(Corrects bullet point and paragraph 16 to show that shares of Bed Bath & Beyond fell, not that they hit a record low)
* Healthcare stocks among laggards
* Nasdaq on track to post weekly gains
* Bed Bath & Beyond shares fall
* Indexes up: Dow 0.07 pct, S&P 0.19 pct, Nasdaq 0.22 pct
June 23 (Reuters) - The S&P 500 and the Nasdaq Composite were higher in late morning trading on Friday as technology shares rose and oil prices rebounded from multi-month lows.
The Dow Jones Industrial Average was little changed, weighed by a drop in Home Depot and UnitedHealth.
Oil prices rose about 1 percent, edging up from 10-month lows touched earlier this week but remained on course for its biggest first-half decline in almost two decades as production cuts have failed to reduce oversupply.
At current levels, the S&P 500 energy index, down 15 percent so far this year, is on track to post its worst weekly decline in about 18 months.
Apple, Microsoft and Visa rose between 0.5 percent and 1.5 percent, and provided the biggest boost to the S&P and the Nasdaq.
At 10:48 a.m. ET, the Dow Jones Industrial Average index was up 14.09 points, or 0.07 percent, at 21,411.38, and the S&P 500 was up 4.55 points, or 0.19 percent, at 2,439.05.
The Nasdaq Composite index was up 13.53 points, or 0.22 percent, at 6,250.21.
The index is on track to post its first weekly gain after two weeks of declines following a drop in richly-valued tech stocks.
Among the laggards was the healthcare index, down 0.33 percent and the top decliner among the S&P subsectors.
Health stocks rallied on Thursday after Senate Republicans unveiled legislation that would replace Obamacare.
However, the bill drew skepticism from the Democrats, who attacked the legislation as a callous giveaway to the rich that would leave millions without coverage.
"The market is banking a lot of its future on the Trump trade. So when we see progress, the markets react positively to it," said Ken Moraif, senior adviser at Money Matters, a wealth management and investment firm.
Helping boost sentiment was positive economic data.
New U.S. single-family home sales rose in May and the median sales price surged to an all-time high, suggesting that the housing market had regained momentum.

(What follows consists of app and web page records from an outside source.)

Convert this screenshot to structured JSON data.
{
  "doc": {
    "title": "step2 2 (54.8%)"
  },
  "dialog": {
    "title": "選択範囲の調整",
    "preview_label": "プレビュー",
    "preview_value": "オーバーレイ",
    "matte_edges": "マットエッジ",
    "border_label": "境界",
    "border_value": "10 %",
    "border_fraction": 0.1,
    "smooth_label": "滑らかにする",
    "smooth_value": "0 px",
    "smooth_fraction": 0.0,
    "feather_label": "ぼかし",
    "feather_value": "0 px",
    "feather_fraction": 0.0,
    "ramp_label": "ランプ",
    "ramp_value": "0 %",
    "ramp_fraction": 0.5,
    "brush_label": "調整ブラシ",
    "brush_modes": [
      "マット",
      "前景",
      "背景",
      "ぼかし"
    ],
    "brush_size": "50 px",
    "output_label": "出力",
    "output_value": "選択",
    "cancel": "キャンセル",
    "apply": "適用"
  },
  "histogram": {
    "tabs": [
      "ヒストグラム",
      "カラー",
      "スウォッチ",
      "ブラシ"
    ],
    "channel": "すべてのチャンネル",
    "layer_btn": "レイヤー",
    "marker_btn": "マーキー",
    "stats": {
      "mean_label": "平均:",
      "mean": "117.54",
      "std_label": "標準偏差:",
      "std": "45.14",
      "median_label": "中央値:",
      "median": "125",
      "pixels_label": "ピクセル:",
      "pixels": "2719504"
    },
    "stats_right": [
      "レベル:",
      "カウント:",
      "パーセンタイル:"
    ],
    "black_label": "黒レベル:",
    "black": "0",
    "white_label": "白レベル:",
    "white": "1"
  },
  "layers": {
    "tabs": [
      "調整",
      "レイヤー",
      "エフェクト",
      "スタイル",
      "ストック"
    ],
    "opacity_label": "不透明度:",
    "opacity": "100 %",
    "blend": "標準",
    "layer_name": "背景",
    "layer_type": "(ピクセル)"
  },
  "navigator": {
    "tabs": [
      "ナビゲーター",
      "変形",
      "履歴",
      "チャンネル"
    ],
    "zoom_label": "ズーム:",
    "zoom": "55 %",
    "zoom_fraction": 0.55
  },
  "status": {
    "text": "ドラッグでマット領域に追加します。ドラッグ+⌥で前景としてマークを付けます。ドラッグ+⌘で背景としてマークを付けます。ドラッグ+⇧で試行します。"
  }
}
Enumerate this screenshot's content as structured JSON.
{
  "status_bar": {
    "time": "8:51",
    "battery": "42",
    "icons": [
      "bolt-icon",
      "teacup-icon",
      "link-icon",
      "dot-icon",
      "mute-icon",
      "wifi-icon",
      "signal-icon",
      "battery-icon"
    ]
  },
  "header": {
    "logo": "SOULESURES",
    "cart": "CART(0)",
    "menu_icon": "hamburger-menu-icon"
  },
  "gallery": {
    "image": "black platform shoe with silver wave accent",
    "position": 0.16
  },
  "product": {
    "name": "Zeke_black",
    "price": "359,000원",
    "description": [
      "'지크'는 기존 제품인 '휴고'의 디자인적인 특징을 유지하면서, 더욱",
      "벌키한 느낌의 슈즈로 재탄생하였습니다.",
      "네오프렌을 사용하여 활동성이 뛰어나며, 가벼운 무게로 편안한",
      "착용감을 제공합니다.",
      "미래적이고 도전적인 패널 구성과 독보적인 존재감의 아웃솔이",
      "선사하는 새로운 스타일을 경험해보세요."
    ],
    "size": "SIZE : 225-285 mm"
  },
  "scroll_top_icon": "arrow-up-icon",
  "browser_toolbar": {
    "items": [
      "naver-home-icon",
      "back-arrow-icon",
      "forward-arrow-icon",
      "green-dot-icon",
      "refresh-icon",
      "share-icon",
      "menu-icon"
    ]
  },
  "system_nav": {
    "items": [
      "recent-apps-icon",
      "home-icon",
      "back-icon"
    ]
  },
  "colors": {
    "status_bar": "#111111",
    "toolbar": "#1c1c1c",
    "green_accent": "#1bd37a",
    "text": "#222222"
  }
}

Among stocks, Blackberry's U.S.-listed shares were down 11.8 percent after the company's quarterly sales missed analysts' estimate.
Bed Bath & Beyond shares fell as the company reported a bigger-than-expected fall in same-store sales in the first quarter.
A Deutsche Bank upgrade on steel companies, including US Steel and AK Steel, pushed up their shares about 4 percent.
Advancing issues outnumbered decliners on the NYSE by 1,901 to 765. On the Nasdaq, 1,719 issues rose and 874 fell. (Reporting by Sruthi Shankar in Bengaluru; Editing by Sriraj Kalluvila)